*EXTRACTED DATA*:
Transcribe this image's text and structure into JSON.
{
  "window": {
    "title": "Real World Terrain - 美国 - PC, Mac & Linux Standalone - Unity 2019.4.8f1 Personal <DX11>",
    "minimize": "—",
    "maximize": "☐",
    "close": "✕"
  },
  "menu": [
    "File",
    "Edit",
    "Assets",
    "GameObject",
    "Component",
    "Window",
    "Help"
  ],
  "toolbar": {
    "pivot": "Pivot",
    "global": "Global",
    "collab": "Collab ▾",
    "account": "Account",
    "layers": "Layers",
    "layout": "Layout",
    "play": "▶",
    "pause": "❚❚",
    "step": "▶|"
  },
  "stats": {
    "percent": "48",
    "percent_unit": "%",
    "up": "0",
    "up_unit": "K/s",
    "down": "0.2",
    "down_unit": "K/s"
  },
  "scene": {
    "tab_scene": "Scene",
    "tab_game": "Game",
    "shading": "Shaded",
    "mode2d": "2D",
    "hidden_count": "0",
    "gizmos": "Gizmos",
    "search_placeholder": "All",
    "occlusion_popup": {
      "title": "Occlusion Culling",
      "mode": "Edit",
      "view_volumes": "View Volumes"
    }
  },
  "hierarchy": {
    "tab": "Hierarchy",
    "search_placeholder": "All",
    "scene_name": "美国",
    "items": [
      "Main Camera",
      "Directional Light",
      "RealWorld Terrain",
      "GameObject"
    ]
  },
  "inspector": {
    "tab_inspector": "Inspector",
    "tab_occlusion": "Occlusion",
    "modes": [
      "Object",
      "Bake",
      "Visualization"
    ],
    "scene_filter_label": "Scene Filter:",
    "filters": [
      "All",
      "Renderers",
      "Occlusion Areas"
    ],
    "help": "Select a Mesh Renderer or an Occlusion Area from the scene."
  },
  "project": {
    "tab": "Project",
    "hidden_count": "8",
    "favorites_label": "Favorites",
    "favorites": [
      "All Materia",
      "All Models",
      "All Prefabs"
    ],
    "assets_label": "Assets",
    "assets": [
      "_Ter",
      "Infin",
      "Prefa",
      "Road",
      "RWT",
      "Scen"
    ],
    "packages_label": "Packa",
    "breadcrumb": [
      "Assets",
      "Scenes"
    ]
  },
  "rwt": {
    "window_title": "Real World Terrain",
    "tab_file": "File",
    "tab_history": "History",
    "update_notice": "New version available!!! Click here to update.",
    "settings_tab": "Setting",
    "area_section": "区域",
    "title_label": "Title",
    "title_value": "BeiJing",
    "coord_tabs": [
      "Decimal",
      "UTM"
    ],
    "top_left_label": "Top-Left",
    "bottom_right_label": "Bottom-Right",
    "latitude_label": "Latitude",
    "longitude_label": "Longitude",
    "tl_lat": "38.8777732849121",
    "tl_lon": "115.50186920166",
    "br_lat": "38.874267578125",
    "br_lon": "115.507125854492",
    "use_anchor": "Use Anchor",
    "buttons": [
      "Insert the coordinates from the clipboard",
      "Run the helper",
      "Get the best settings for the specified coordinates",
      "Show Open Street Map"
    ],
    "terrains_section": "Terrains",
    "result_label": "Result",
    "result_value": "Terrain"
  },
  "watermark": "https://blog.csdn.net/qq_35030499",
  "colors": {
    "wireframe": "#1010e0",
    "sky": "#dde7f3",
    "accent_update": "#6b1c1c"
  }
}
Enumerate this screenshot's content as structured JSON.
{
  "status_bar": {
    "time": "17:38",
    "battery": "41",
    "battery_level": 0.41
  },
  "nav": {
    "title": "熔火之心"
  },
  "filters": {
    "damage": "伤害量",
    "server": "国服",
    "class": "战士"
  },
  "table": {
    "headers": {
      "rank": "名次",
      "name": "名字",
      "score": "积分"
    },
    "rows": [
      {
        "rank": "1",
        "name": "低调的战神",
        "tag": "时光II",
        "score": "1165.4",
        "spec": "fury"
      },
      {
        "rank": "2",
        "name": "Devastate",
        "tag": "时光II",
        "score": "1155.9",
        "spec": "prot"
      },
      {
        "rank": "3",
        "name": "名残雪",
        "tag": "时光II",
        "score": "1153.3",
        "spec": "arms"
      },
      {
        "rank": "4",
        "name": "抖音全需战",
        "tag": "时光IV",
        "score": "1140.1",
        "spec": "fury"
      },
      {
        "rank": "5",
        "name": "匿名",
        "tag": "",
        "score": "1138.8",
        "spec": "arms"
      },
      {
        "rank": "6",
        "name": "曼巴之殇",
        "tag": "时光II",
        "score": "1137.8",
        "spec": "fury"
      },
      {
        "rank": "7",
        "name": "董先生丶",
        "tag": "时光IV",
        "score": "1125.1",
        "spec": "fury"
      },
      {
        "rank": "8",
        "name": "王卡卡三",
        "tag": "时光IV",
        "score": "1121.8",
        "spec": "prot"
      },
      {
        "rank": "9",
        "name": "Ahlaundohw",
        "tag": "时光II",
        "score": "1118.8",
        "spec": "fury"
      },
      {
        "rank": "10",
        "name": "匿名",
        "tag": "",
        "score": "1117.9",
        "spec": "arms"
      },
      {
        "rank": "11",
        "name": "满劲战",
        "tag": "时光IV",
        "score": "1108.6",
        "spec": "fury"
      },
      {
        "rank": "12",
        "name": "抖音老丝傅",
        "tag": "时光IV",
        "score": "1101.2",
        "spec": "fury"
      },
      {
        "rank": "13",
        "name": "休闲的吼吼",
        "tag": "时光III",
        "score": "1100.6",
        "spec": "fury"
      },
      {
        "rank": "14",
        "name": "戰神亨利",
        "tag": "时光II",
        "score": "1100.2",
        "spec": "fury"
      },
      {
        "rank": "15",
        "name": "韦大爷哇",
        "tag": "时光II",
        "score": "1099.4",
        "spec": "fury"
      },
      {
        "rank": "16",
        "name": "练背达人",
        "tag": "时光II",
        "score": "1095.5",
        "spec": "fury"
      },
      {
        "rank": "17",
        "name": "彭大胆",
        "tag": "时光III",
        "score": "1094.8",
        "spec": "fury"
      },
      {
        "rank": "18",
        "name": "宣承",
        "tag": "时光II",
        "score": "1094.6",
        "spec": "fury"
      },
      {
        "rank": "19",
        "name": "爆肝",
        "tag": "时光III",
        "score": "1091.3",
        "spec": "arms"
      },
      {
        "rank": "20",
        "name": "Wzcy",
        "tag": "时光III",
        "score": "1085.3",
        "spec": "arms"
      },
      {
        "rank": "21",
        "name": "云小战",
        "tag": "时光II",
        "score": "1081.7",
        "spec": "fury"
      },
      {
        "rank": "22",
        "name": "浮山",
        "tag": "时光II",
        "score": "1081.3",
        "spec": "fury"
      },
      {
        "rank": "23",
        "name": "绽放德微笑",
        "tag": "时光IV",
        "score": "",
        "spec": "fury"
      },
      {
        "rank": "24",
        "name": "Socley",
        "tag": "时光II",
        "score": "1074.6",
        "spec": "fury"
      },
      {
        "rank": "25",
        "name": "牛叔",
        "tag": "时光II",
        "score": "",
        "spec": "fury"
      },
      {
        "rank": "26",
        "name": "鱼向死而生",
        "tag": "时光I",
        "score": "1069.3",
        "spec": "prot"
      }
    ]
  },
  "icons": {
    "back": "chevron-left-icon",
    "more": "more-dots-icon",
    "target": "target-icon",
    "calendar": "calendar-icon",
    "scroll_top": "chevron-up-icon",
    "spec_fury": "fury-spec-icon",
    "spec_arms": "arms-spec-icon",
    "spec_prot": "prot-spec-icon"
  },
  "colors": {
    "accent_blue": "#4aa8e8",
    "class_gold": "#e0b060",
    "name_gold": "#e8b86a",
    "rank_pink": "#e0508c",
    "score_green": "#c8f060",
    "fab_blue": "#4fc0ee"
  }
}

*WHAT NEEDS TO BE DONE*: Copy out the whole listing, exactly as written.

*RESPONSE FOR THIS EXERCISE*:
Transcribe this image's text and structure into JSON.
{
  "window": {
    "title": "Real World Terrain - 美国 - PC, Mac & Linux Standalone - Unity 2019.4.8f1 Personal <DX11>",
    "minimize": "—",
    "maximize": "☐",
    "close": "✕"
  },
  "menu": [
    "File",
    "Edit",
    "Assets",
    "GameObject",
    "Component",
    "Window",
    "Help"
  ],
  "toolbar": {
    "pivot": "Pivot",
    "global": "Global",
    "collab": "Collab ▾",
    "account": "Account",
    "layers": "Layers",
    "layout": "Layout",
    "play": "▶",
    "pause": "❚❚",
    "step": "▶|"
  },
  "stats": {
    "percent": "48",
    "percent_unit": "%",
    "up": "0",
    "up_unit": "K/s",
    "down": "0.2",
    "down_unit": "K/s"
  },
  "scene": {
    "tab_scene": "Scene",
    "tab_game": "Game",
    "shading": "Shaded",
    "mode2d": "2D",
    "hidden_count": "0",
    "gizmos": "Gizmos",
    "search_placeholder": "All",
    "occlusion_popup": {
      "title": "Occlusion Culling",
      "mode": "Edit",
      "view_volumes": "View Volumes"
    }
  },
  "hierarchy": {
    "tab": "Hierarchy",
    "search_placeholder": "All",
    "scene_name": "美国",
    "items": [
      "Main Camera",
      "Directional Light",
      "RealWorld Terrain",
      "GameObject"
    ]
  },
  "inspector": {
    "tab_inspector": "Inspector",
    "tab_occlusion": "Occlusion",
    "modes": [
      "Object",
      "Bake",
      "Visualization"
    ],
    "scene_filter_label": "Scene Filter:",
    "filters": [
      "All",
      "Renderers",
      "Occlusion Areas"
    ],
    "help": "Select a Mesh Renderer or an Occlusion Area from the scene."
  },
  "project": {
    "tab": "Project",
    "hidden_count": "8",
    "favorites_label": "Favorites",
    "favorites": [
      "All Materia",
      "All Models",
      "All Prefabs"
    ],
    "assets_label": "Assets",
    "assets": [
      "_Ter",
      "Infin",
      "Prefa",
      "Road",
      "RWT",
      "Scen"
    ],
    "packages_label": "Packa",
    "breadcrumb": [
      "Assets",
      "Scenes"
    ]
  },
  "rwt": {
    "window_title": "Real World Terrain",
    "tab_file": "File",
    "tab_history": "History",
    "update_notice": "New version available!!! Click here to update.",
    "settings_tab": "Setting",
    "area_section": "区域",
    "title_label": "Title",
    "title_value": "BeiJing",
    "coord_tabs": [
      "Decimal",
      "UTM"
    ],
    "top_left_label": "Top-Left",
    "bottom_right_label": "Bottom-Right",
    "latitude_label": "Latitude",
    "longitude_label": "Longitude",
    "tl_lat": "38.8777732849121",
    "tl_lon": "115.50186920166",
    "br_lat": "38.874267578125",
    "br_lon": "115.507125854492",
    "use_anchor": "Use Anchor",
    "buttons": [
      "Insert the coordinates from the clipboard",
      "Run the helper",
      "Get the best settings for the specified coordinates",
      "Show Open Street Map"
    ],
    "terrains_section": "Terrains",
    "result_label": "Result",
    "result_value": "Terrain"
  },
  "watermark": "https://blog.csdn.net/qq_35030499",
  "colors": {
    "wireframe": "#1010e0",
    "sky": "#dde7f3",
    "accent_update": "#6b1c1c"
  }
}
Enumerate this screenshot's content as structured JSON.
{
  "status_bar": {
    "time": "17:38",
    "battery": "41",
    "battery_level": 0.41
  },
  "nav": {
    "title": "熔火之心"
  },
  "filters": {
    "damage": "伤害量",
    "server": "国服",
    "class": "战士"
  },
  "table": {
    "headers": {
      "rank": "名次",
      "name": "名字",
      "score": "积分"
    },
    "rows": [
      {
        "rank": "1",
        "name": "低调的战神",
        "tag": "时光II",
        "score": "1165.4",
        "spec": "fury"
      },
      {
        "rank": "2",
        "name": "Devastate",
        "tag": "时光II",
        "score": "1155.9",
        "spec": "prot"
      },
      {
        "rank": "3",
        "name": "名残雪",
        "tag": "时光II",
        "score": "1153.3",
        "spec": "arms"
      },
      {
        "rank": "4",
        "name": "抖音全需战",
        "tag": "时光IV",
        "score": "1140.1",
        "spec": "fury"
      },
      {
        "rank": "5",
        "name": "匿名",
        "tag": "",
        "score": "1138.8",
        "spec": "arms"
      },
      {
        "rank": "6",
        "name": "曼巴之殇",
        "tag": "时光II",
        "score": "1137.8",
        "spec": "fury"
      },
      {
        "rank": "7",
        "name": "董先生丶",
        "tag": "时光IV",
        "score": "1125.1",
        "spec": "fury"
      },
      {
        "rank": "8",
        "name": "王卡卡三",
        "tag": "时光IV",
        "score": "1121.8",
        "spec": "prot"
      },
      {
        "rank": "9",
        "name": "Ahlaundohw",
        "tag": "时光II",
        "score": "1118.8",
        "spec": "fury"
      },
      {
        "rank": "10",
        "name": "匿名",
        "tag": "",
        "score": "1117.9",
        "spec": "arms"
      },
      {
        "rank": "11",
        "name": "满劲战",
        "tag": "时光IV",
        "score": "1108.6",
        "spec": "fury"
      },
      {
        "rank": "12",
        "name": "抖音老丝傅",
        "tag": "时光IV",
        "score": "1101.2",
        "spec": "fury"
      },
      {
        "rank": "13",
        "name": "休闲的吼吼",
        "tag": "时光III",
        "score": "1100.6",
        "spec": "fury"
      },
      {
        "rank": "14",
        "name": "戰神亨利",
        "tag": "时光II",
        "score": "1100.2",
        "spec": "fury"
      },
      {
        "rank": "15",
        "name": "韦大爷哇",
        "tag": "时光II",
        "score": "1099.4",
        "spec": "fury"
      },
      {
        "rank": "16",
        "name": "练背达人",
        "tag": "时光II",
        "score": "1095.5",
        "spec": "fury"
      },
      {
        "rank": "17",
        "name": "彭大胆",
        "tag": "时光III",
        "score": "1094.8",
        "spec": "fury"
      },
      {
        "rank": "18",
        "name": "宣承",
        "tag": "时光II",
        "score": "1094.6",
        "spec": "fury"
      },
      {
        "rank": "19",
        "name": "爆肝",
        "tag": "时光III",
        "score": "1091.3",
        "spec": "arms"
      },
      {
        "rank": "20",
        "name": "Wzcy",
        "tag": "时光III",
        "score": "1085.3",
        "spec": "arms"
      },
      {
        "rank": "21",
        "name": "云小战",
        "tag": "时光II",
        "score": "1081.7",
        "spec": "fury"
      },
      {
        "rank": "22",
        "name": "浮山",
        "tag": "时光II",
        "score": "1081.3",
        "spec": "fury"
      },
      {
        "rank": "23",
        "name": "绽放德微笑",
        "tag": "时光IV",
        "score": "",
        "spec": "fury"
      },
      {
        "rank": "24",
        "name": "Socley",
        "tag": "时光II",
        "score": "1074.6",
        "spec": "fury"
      },
      {
        "rank": "25",
        "name": "牛叔",
        "tag": "时光II",
        "score": "",
        "spec": "fury"
      },
      {
        "rank": "26",
        "name": "鱼向死而生",
        "tag": "时光I",
        "score": "1069.3",
        "spec": "prot"
      }
    ]
  },
  "icons": {
    "back": "chevron-left-icon",
    "more": "more-dots-icon",
    "target": "target-icon",
    "calendar": "calendar-icon",
    "scroll_top": "chevron-up-icon",
    "spec_fury": "fury-spec-icon",
    "spec_arms": "arms-spec-icon",
    "spec_prot": "prot-spec-icon"
  },
  "colors": {
    "accent_blue": "#4aa8e8",
    "class_gold": "#e0b060",
    "name_gold": "#e8b86a",
    "rank_pink": "#e0508c",
    "score_green": "#c8f060",
    "fab_blue": "#4fc0ee"
  }
}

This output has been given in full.